EXERCISE PROMPT: The entries must be restated exactly as written.

Page and application data records:
◇ ◇ ◇ ◇

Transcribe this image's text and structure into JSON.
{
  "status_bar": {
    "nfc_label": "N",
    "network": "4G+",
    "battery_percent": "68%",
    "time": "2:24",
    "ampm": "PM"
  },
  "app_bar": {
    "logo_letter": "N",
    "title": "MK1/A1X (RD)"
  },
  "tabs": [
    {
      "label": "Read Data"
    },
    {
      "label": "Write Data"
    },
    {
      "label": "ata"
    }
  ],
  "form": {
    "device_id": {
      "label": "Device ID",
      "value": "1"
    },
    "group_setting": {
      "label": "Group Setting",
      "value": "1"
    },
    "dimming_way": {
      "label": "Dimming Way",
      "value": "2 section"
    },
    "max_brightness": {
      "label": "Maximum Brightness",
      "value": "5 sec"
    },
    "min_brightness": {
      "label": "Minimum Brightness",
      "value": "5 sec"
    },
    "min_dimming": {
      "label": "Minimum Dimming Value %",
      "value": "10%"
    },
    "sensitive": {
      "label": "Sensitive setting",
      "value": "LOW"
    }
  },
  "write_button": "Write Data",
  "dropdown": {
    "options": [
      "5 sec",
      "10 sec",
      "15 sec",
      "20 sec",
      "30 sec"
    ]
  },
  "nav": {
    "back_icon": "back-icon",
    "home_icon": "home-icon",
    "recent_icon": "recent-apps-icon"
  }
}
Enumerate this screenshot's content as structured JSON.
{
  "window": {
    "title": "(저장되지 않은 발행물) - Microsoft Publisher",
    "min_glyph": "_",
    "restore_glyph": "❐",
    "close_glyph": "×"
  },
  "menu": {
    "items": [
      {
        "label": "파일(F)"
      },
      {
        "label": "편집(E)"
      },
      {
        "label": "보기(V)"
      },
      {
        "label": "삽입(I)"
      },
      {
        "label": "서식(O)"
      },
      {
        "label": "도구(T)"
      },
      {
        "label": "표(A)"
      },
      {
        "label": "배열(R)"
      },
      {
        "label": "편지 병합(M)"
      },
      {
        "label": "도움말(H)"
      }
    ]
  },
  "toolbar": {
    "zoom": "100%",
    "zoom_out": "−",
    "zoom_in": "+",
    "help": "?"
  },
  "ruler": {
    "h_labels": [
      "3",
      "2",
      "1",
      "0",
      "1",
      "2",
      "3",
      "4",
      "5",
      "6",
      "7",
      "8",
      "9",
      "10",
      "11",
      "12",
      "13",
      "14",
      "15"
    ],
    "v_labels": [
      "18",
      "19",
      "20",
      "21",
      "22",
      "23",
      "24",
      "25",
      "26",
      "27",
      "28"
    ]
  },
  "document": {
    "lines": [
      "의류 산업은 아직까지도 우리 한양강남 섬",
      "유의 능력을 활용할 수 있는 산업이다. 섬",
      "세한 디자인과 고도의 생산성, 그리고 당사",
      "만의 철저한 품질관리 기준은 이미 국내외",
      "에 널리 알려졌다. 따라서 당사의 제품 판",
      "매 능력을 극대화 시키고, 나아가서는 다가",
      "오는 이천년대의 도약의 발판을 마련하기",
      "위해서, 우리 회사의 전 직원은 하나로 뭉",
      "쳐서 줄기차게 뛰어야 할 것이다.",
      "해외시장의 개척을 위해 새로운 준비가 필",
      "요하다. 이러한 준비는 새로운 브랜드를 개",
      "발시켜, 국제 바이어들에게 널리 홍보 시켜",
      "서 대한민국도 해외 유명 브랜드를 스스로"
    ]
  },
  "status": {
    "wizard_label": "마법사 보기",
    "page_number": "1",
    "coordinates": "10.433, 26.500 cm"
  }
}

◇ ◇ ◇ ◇

EXERCISE OUTPUT:
Transcribe this image's text and structure into JSON.
{
  "status_bar": {
    "nfc_label": "N",
    "network": "4G+",
    "battery_percent": "68%",
    "time": "2:24",
    "ampm": "PM"
  },
  "app_bar": {
    "logo_letter": "N",
    "title": "MK1/A1X (RD)"
  },
  "tabs": [
    {
      "label": "Read Data"
    },
    {
      "label": "Write Data"
    },
    {
      "label": "ata"
    }
  ],
  "form": {
    "device_id": {
      "label": "Device ID",
      "value": "1"
    },
    "group_setting": {
      "label": "Group Setting",
      "value": "1"
    },
    "dimming_way": {
      "label": "Dimming Way",
      "value": "2 section"
    },
    "max_brightness": {
      "label": "Maximum Brightness",
      "value": "5 sec"
    },
    "min_brightness": {
      "label": "Minimum Brightness",
      "value": "5 sec"
    },
    "min_dimming": {
      "label": "Minimum Dimming Value %",
      "value": "10%"
    },
    "sensitive": {
      "label": "Sensitive setting",
      "value": "LOW"
    }
  },
  "write_button": "Write Data",
  "dropdown": {
    "options": [
      "5 sec",
      "10 sec",
      "15 sec",
      "20 sec",
      "30 sec"
    ]
  },
  "nav": {
    "back_icon": "back-icon",
    "home_icon": "home-icon",
    "recent_icon": "recent-apps-icon"
  }
}
Enumerate this screenshot's content as structured JSON.
{
  "window": {
    "title": "(저장되지 않은 발행물) - Microsoft Publisher",
    "min_glyph": "_",
    "restore_glyph": "❐",
    "close_glyph": "×"
  },
  "menu": {
    "items": [
      {
        "label": "파일(F)"
      },
      {
        "label": "편집(E)"
      },
      {
        "label": "보기(V)"
      },
      {
        "label": "삽입(I)"
      },
      {
        "label": "서식(O)"
      },
      {
        "label": "도구(T)"
      },
      {
        "label": "표(A)"
      },
      {
        "label": "배열(R)"
      },
      {
        "label": "편지 병합(M)"
      },
      {
        "label": "도움말(H)"
      }
    ]
  },
  "toolbar": {
    "zoom": "100%",
    "zoom_out": "−",
    "zoom_in": "+",
    "help": "?"
  },
  "ruler": {
    "h_labels": [
      "3",
      "2",
      "1",
      "0",
      "1",
      "2",
      "3",
      "4",
      "5",
      "6",
      "7",
      "8",
      "9",
      "10",
      "11",
      "12",
      "13",
      "14",
      "15"
    ],
    "v_labels": [
      "18",
      "19",
      "20",
      "21",
      "22",
      "23",
      "24",
      "25",
      "26",
      "27",
      "28"
    ]
  },
  "document": {
    "lines": [
      "의류 산업은 아직까지도 우리 한양강남 섬",
      "유의 능력을 활용할 수 있는 산업이다. 섬",
      "세한 디자인과 고도의 생산성, 그리고 당사",
      "만의 철저한 품질관리 기준은 이미 국내외",
      "에 널리 알려졌다. 따라서 당사의 제품 판",
      "매 능력을 극대화 시키고, 나아가서는 다가",
      "오는 이천년대의 도약의 발판을 마련하기",
      "위해서, 우리 회사의 전 직원은 하나로 뭉",
      "쳐서 줄기차게 뛰어야 할 것이다.",
      "해외시장의 개척을 위해 새로운 준비가 필",
      "요하다. 이러한 준비는 새로운 브랜드를 개",
      "발시켜, 국제 바이어들에게 널리 홍보 시켜",
      "서 대한민국도 해외 유명 브랜드를 스스로"
    ]
  },
  "status": {
    "wizard_label": "마법사 보기",
    "page_number": "1",
    "coordinates": "10.433, 26.500 cm"
  }
}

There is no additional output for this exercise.